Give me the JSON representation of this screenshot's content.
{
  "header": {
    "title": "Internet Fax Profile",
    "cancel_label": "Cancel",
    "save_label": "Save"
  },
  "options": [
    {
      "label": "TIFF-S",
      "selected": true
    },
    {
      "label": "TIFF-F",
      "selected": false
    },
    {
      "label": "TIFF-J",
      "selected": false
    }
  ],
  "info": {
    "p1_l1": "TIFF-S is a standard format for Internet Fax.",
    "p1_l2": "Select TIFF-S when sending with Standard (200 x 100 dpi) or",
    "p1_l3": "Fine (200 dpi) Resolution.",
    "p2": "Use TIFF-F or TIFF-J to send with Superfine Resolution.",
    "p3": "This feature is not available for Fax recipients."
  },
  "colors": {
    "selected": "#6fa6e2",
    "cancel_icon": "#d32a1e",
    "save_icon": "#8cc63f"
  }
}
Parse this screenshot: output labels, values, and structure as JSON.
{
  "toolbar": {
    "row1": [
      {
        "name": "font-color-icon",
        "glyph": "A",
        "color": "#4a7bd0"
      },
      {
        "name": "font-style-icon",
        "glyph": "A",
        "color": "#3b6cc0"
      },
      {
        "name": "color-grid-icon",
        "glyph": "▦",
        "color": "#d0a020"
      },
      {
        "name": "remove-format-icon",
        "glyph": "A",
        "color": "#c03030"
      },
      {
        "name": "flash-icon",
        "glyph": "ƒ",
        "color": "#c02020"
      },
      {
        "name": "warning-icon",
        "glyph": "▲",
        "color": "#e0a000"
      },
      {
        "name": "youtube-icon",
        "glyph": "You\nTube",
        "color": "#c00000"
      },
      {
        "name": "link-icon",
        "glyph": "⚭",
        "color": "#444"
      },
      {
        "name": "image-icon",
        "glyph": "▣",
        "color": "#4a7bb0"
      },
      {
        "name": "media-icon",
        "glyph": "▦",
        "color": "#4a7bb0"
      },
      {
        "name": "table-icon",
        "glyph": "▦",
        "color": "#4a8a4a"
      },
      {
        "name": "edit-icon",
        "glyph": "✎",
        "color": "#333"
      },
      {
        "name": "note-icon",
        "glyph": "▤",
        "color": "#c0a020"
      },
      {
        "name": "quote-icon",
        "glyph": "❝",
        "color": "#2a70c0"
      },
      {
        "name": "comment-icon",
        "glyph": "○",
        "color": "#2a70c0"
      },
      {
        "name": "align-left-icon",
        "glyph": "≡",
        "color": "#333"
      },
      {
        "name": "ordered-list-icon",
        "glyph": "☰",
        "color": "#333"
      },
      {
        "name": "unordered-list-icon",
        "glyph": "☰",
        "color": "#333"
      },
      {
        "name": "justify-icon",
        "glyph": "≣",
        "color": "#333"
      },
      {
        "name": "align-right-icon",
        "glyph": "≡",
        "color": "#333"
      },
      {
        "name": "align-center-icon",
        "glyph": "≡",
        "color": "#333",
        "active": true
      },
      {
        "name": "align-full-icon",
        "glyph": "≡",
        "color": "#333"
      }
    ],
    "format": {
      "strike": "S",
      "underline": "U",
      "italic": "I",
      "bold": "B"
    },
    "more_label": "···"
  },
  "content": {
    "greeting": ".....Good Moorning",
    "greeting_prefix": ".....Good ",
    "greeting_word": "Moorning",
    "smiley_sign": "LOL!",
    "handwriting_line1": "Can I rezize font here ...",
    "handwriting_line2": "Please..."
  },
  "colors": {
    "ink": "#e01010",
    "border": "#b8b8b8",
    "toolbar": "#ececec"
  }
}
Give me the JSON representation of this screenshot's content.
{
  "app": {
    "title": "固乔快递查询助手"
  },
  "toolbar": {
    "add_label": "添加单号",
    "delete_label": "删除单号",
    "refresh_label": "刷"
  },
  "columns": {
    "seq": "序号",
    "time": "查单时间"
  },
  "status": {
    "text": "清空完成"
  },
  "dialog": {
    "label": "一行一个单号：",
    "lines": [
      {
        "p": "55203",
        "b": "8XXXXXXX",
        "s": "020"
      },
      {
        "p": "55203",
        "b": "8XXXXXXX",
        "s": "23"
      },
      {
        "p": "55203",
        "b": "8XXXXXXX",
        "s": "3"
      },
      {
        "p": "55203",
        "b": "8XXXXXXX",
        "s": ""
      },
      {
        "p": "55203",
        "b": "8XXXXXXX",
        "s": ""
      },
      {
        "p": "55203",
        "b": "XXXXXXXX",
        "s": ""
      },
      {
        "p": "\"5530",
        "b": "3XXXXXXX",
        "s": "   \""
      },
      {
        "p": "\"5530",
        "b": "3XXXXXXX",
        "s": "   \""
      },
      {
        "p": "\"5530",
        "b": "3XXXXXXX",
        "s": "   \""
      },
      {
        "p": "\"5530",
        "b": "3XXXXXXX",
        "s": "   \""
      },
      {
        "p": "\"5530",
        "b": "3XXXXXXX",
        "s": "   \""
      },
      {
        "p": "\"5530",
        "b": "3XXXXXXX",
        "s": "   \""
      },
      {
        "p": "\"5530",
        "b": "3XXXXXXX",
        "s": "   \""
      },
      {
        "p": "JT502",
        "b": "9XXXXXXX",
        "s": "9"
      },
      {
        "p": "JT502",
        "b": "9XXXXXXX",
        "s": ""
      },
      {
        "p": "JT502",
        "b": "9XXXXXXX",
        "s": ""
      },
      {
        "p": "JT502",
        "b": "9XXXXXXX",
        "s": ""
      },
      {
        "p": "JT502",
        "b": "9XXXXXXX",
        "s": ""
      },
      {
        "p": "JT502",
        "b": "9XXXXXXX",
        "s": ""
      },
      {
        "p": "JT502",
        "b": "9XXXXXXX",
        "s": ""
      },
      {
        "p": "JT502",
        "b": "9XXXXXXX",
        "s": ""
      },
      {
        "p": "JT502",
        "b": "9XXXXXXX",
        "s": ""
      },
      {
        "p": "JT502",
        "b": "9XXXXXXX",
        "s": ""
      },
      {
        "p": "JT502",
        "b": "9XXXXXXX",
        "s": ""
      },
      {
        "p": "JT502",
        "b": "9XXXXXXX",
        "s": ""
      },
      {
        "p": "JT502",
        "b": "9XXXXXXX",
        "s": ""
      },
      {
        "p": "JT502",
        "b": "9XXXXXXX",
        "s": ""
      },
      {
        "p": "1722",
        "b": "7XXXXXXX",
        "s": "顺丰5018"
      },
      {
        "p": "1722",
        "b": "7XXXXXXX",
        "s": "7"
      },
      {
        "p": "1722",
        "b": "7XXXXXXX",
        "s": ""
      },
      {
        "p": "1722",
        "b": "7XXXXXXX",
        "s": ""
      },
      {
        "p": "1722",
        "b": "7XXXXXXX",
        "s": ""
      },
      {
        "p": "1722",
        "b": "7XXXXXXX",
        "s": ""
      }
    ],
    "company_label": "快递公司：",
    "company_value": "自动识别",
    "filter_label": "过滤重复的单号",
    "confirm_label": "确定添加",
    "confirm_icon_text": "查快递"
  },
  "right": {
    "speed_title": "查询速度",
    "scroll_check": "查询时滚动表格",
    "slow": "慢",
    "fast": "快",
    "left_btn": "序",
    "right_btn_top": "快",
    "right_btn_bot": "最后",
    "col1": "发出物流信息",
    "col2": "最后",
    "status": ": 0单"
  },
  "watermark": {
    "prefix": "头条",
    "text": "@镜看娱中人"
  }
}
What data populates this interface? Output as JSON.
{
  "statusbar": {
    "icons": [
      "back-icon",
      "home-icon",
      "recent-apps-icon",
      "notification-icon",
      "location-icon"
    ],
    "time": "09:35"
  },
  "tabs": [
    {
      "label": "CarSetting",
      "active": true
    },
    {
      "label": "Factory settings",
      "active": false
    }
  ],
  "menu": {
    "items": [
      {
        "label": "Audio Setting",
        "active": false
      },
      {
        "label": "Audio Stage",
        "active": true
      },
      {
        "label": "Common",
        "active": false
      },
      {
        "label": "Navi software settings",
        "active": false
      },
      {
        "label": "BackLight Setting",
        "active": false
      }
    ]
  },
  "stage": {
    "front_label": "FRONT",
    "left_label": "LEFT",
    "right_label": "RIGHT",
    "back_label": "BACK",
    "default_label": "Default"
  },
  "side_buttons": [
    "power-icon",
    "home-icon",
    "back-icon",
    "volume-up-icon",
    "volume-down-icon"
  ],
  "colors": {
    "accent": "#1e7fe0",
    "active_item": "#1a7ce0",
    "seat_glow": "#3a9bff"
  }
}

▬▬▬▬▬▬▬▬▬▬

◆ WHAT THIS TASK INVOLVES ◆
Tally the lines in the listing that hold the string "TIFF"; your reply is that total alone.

◆ SOLUTION ◆
6